▶
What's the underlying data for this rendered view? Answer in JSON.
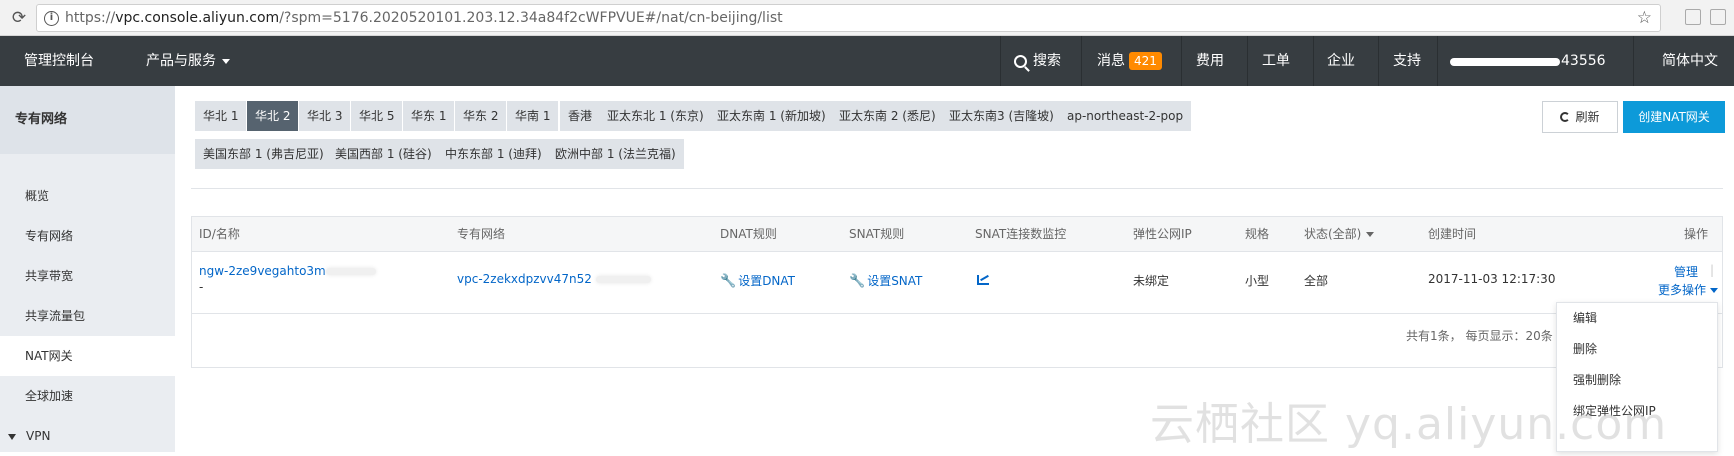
{
  "browser": {
    "url_prefix": "https://",
    "url_host": "vpc.console.aliyun.com",
    "url_rest": "/?spm=5176.2020520101.203.12.34a84f2cWFPVUE#/nat/cn-beijing/list"
  },
  "topnav": {
    "console": "管理控制台",
    "products": "产品与服务",
    "search": "搜索",
    "messages": "消息",
    "message_count": "421",
    "billing": "费用",
    "ticket": "工单",
    "enterprise": "企业",
    "support": "支持",
    "account_suffix": "43556",
    "language": "简体中文"
  },
  "sidebar": {
    "title": "专有网络",
    "items": [
      {
        "label": "概览"
      },
      {
        "label": "专有网络"
      },
      {
        "label": "共享带宽"
      },
      {
        "label": "共享流量包"
      },
      {
        "label": "NAT网关"
      },
      {
        "label": "全球加速"
      },
      {
        "label": "VPN"
      }
    ]
  },
  "regions": [
    {
      "label": "华北 1"
    },
    {
      "label": "华北 2"
    },
    {
      "label": "华北 3"
    },
    {
      "label": "华北 5"
    },
    {
      "label": "华东 1"
    },
    {
      "label": "华东 2"
    },
    {
      "label": "华南 1"
    },
    {
      "label": "香港"
    },
    {
      "label": "亚太东北 1 (东京)"
    },
    {
      "label": "亚太东南 1 (新加坡)"
    },
    {
      "label": "亚太东南 2 (悉尼)"
    },
    {
      "label": "亚太东南3 (吉隆坡)"
    },
    {
      "label": "ap-northeast-2-pop"
    },
    {
      "label": "美国东部 1 (弗吉尼亚)"
    },
    {
      "label": "美国西部 1 (硅谷)"
    },
    {
      "label": "中东东部 1 (迪拜)"
    },
    {
      "label": "欧洲中部 1 (法兰克福)"
    }
  ],
  "actions": {
    "refresh": "刷新",
    "create": "创建NAT网关"
  },
  "table": {
    "headers": {
      "id_name": "ID/名称",
      "vpc": "专有网络",
      "dnat": "DNAT规则",
      "snat": "SNAT规则",
      "snat_monitor": "SNAT连接数监控",
      "eip": "弹性公网IP",
      "spec": "规格",
      "status": "状态(全部)",
      "created": "创建时间",
      "ops": "操作"
    },
    "row": {
      "id": "ngw-2ze9vegahto3m",
      "name": "-",
      "vpc": "vpc-2zekxdpzvv47n52",
      "dnat": "设置DNAT",
      "snat": "设置SNAT",
      "eip": "未绑定",
      "spec": "小型",
      "status": "全部",
      "created": "2017-11-03 12:17:30",
      "manage": "管理",
      "more": "更多操作"
    },
    "footer": "共有1条，  每页显示：20条"
  },
  "dropdown": {
    "items": [
      {
        "label": "编辑"
      },
      {
        "label": "删除"
      },
      {
        "label": "强制删除"
      },
      {
        "label": "绑定弹性公网IP"
      }
    ]
  },
  "watermark": "云栖社区 yq.aliyun.com"
}
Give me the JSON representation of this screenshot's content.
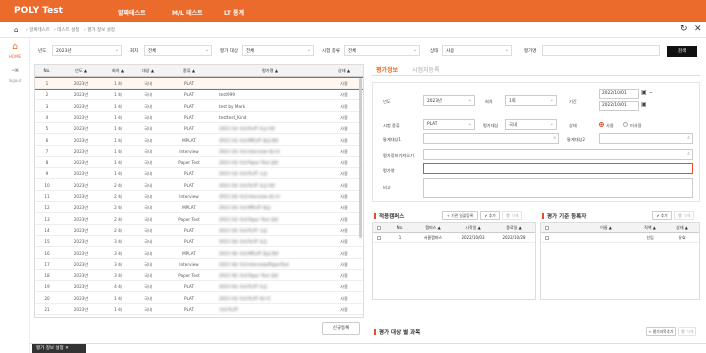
{
  "app": {
    "title": "POLY Test",
    "nav": [
      "알짜테스트",
      "M/L 테스트",
      "LT 통계"
    ],
    "breadcrumbs": [
      "알짜테스트",
      "테스트 설정",
      "평가 정보 설정"
    ],
    "refresh_icon": "↻",
    "close_icon": "✕"
  },
  "sidebar": {
    "items": [
      {
        "label": "HOME",
        "icon": "home-icon"
      },
      {
        "label": "logout",
        "icon": "logout-icon"
      }
    ]
  },
  "filter": {
    "year_label": "년도",
    "year_value": "2023년",
    "round_label": "회차",
    "round_value": "전체",
    "target_label": "평가 대상",
    "target_value": "전체",
    "type_label": "시험 종류",
    "type_value": "전체",
    "status_label": "상태",
    "status_value": "사용",
    "name_label": "평가명",
    "name_value": "",
    "search_button": "검색"
  },
  "grid": {
    "columns": [
      "No.",
      "년도 ▲",
      "회차 ▲",
      "대상 ▲",
      "종류 ▲",
      "평가명 ▲",
      "상태 ▲"
    ],
    "rows": [
      {
        "no": "1",
        "year": "2023년",
        "round": "1 회",
        "target": "국내",
        "type": "PLAT",
        "name": "",
        "status": "사용",
        "blur": false
      },
      {
        "no": "2",
        "year": "2023년",
        "round": "1 회",
        "target": "국내",
        "type": "PLAT",
        "name": "test999",
        "status": "사용",
        "blur": false
      },
      {
        "no": "3",
        "year": "2023년",
        "round": "1 회",
        "target": "국내",
        "type": "PLAT",
        "name": "test by Mark",
        "status": "사용",
        "blur": false
      },
      {
        "no": "4",
        "year": "2023년",
        "round": "1 회",
        "target": "국내",
        "type": "PLAT",
        "name": "testtest_Kind",
        "status": "사용",
        "blur": false
      },
      {
        "no": "5",
        "year": "2023년",
        "round": "1 회",
        "target": "국내",
        "type": "PLAT",
        "name": "2023 1회 국내 PLAT 초급 A반",
        "status": "사용",
        "blur": true
      },
      {
        "no": "6",
        "year": "2023년",
        "round": "1 회",
        "target": "국내",
        "type": "MPLAT",
        "name": "2023 1회 국내 MPLAT 중급 B반",
        "status": "사용",
        "blur": true
      },
      {
        "no": "7",
        "year": "2023년",
        "round": "1 회",
        "target": "국내",
        "type": "Interview",
        "name": "2023 1회 국내 Interview 테스트",
        "status": "사용",
        "blur": true
      },
      {
        "no": "8",
        "year": "2023년",
        "round": "1 회",
        "target": "국내",
        "type": "Paper Test",
        "name": "2023 1회 국내 Paper Test 일반",
        "status": "사용",
        "blur": true
      },
      {
        "no": "9",
        "year": "2023년",
        "round": "1 회",
        "target": "국내",
        "type": "PLAT",
        "name": "2023 1회 국내 PLAT 고급",
        "status": "사용",
        "blur": true
      },
      {
        "no": "10",
        "year": "2023년",
        "round": "2 회",
        "target": "국내",
        "type": "PLAT",
        "name": "2023 2회 국내 PLAT 초급 A반",
        "status": "사용",
        "blur": true
      },
      {
        "no": "11",
        "year": "2023년",
        "round": "2 회",
        "target": "국내",
        "type": "Interview",
        "name": "2023 2회 국내 Interview 테스트",
        "status": "사용",
        "blur": true
      },
      {
        "no": "12",
        "year": "2023년",
        "round": "2 회",
        "target": "국내",
        "type": "MPLAT",
        "name": "2023 2회 국내 MPLAT 중급",
        "status": "사용",
        "blur": true
      },
      {
        "no": "13",
        "year": "2023년",
        "round": "2 회",
        "target": "국내",
        "type": "Paper Test",
        "name": "2023 2회 국내 Paper Test 일반",
        "status": "사용",
        "blur": true
      },
      {
        "no": "14",
        "year": "2023년",
        "round": "2 회",
        "target": "국내",
        "type": "PLAT",
        "name": "2023 2회 국내 PLAT 고급",
        "status": "사용",
        "blur": true
      },
      {
        "no": "15",
        "year": "2023년",
        "round": "3 회",
        "target": "국내",
        "type": "PLAT",
        "name": "2023 3회 국내 PLAT 초급",
        "status": "사용",
        "blur": true
      },
      {
        "no": "16",
        "year": "2023년",
        "round": "3 회",
        "target": "국내",
        "type": "MPLAT",
        "name": "2023 3회 국내 MPLAT 중급 B반",
        "status": "사용",
        "blur": true
      },
      {
        "no": "17",
        "year": "2023년",
        "round": "3 회",
        "target": "국내",
        "type": "Interview",
        "name": "2023 3회 국내 Interview/PaperTest",
        "status": "사용",
        "blur": true
      },
      {
        "no": "18",
        "year": "2023년",
        "round": "3 회",
        "target": "국내",
        "type": "Paper Test",
        "name": "2023 3회 국내 Paper Test 일반",
        "status": "사용",
        "blur": true
      },
      {
        "no": "19",
        "year": "2023년",
        "round": "4 회",
        "target": "국내",
        "type": "PLAT",
        "name": "2023 4회 국내 PLAT 초급",
        "status": "사용",
        "blur": true
      },
      {
        "no": "20",
        "year": "2023년",
        "round": "1 회",
        "target": "국내",
        "type": "PLAT",
        "name": "2023 1회 국내 PLAT 테스트",
        "status": "사용",
        "blur": true
      },
      {
        "no": "21",
        "year": "2023년",
        "round": "1 회",
        "target": "국내",
        "type": "PLAT",
        "name": "국내 PLAT",
        "status": "사용",
        "blur": true
      }
    ]
  },
  "new_button": "신규등록",
  "detail": {
    "tab_active": "평가정보",
    "tab_inactive": "시험지등록",
    "year_label": "년도",
    "year_value": "2023년",
    "round_label": "회차",
    "round_value": "1회",
    "period_label": "기간",
    "period_start": "2022/10/01",
    "period_end": "2022/10/01",
    "type_label": "시험 종류",
    "type_value": "PLAT",
    "target_label": "평가대상",
    "target_value": "국내",
    "status_label": "상태",
    "status_on": "사용",
    "status_off": "미사용",
    "test1_label": "통계대상1",
    "test2_label": "통계대상2",
    "info_label": "평가정보가져오기",
    "name_label": "평가명",
    "memo_label": "비고"
  },
  "campus": {
    "title": "적용캠퍼스",
    "add_btn": "+ 기관 일괄등록",
    "up_btn": "✔ 추가",
    "del_btn": "🗑 삭제",
    "columns": [
      "No.",
      "캠퍼스 ▲",
      "시작일 ▲",
      "종료일 ▲"
    ],
    "rows": [
      {
        "no": "1",
        "campus": "서울캠퍼스",
        "start": "2022/10/03",
        "end": "2022/10/28"
      }
    ]
  },
  "criteria": {
    "title": "평가 기준 등록자",
    "up_btn": "✔ 추가",
    "del_btn": "🗑 삭제",
    "columns": [
      "이름 ▲",
      "직책 ▲",
      "상태 ▲"
    ],
    "rows": [
      {
        "name": "",
        "role": "선임",
        "status": "유효"
      }
    ]
  },
  "bottom_section": {
    "title": "평가 대상 별 과목",
    "add_btn": "+ 평가과목추가",
    "del_btn": "🗑 삭제"
  },
  "bottom_tab": "평가 정보 설정 ✕"
}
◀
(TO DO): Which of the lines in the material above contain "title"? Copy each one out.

(EXERCISE ANSWER):
    "title": "专有网络",
    "title": "POLY Test",
    "title": "적용캠퍼스",
    "title": "평가 기준 등록자",
    "title": "평가 대상 별 과목",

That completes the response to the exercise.